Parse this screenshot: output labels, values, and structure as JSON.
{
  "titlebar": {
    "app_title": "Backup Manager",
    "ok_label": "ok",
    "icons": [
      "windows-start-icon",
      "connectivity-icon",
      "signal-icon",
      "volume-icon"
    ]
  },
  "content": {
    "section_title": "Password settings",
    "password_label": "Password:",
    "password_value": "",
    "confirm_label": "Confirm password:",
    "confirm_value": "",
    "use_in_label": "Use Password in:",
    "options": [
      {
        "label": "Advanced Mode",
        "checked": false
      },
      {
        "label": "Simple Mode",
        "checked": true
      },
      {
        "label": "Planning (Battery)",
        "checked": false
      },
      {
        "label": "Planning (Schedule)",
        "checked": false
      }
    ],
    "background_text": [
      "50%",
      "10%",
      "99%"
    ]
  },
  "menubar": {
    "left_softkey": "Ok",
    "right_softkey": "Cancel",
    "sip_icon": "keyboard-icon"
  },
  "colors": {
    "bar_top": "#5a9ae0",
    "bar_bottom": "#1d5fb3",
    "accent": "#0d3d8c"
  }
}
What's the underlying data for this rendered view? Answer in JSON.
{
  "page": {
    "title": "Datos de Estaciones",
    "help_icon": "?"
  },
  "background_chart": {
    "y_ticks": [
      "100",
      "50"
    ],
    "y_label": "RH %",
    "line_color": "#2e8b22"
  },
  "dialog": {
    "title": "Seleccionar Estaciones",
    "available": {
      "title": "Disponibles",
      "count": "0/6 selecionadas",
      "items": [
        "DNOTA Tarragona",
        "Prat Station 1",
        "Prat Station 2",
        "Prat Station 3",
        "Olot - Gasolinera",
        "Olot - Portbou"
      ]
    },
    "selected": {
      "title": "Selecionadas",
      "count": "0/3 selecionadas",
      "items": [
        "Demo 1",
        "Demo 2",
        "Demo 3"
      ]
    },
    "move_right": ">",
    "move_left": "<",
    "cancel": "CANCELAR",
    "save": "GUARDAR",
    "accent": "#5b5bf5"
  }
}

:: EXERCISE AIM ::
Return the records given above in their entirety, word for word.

:: TASK SOLUTION ::
Parse this screenshot: output labels, values, and structure as JSON.
{
  "titlebar": {
    "app_title": "Backup Manager",
    "ok_label": "ok",
    "icons": [
      "windows-start-icon",
      "connectivity-icon",
      "signal-icon",
      "volume-icon"
    ]
  },
  "content": {
    "section_title": "Password settings",
    "password_label": "Password:",
    "password_value": "",
    "confirm_label": "Confirm password:",
    "confirm_value": "",
    "use_in_label": "Use Password in:",
    "options": [
      {
        "label": "Advanced Mode",
        "checked": false
      },
      {
        "label": "Simple Mode",
        "checked": true
      },
      {
        "label": "Planning (Battery)",
        "checked": false
      },
      {
        "label": "Planning (Schedule)",
        "checked": false
      }
    ],
    "background_text": [
      "50%",
      "10%",
      "99%"
    ]
  },
  "menubar": {
    "left_softkey": "Ok",
    "right_softkey": "Cancel",
    "sip_icon": "keyboard-icon"
  },
  "colors": {
    "bar_top": "#5a9ae0",
    "bar_bottom": "#1d5fb3",
    "accent": "#0d3d8c"
  }
}
What's the underlying data for this rendered view? Answer in JSON.
{
  "page": {
    "title": "Datos de Estaciones",
    "help_icon": "?"
  },
  "background_chart": {
    "y_ticks": [
      "100",
      "50"
    ],
    "y_label": "RH %",
    "line_color": "#2e8b22"
  },
  "dialog": {
    "title": "Seleccionar Estaciones",
    "available": {
      "title": "Disponibles",
      "count": "0/6 selecionadas",
      "items": [
        "DNOTA Tarragona",
        "Prat Station 1",
        "Prat Station 2",
        "Prat Station 3",
        "Olot - Gasolinera",
        "Olot - Portbou"
      ]
    },
    "selected": {
      "title": "Selecionadas",
      "count": "0/3 selecionadas",
      "items": [
        "Demo 1",
        "Demo 2",
        "Demo 3"
      ]
    },
    "move_right": ">",
    "move_left": "<",
    "cancel": "CANCELAR",
    "save": "GUARDAR",
    "accent": "#5b5bf5"
  }
}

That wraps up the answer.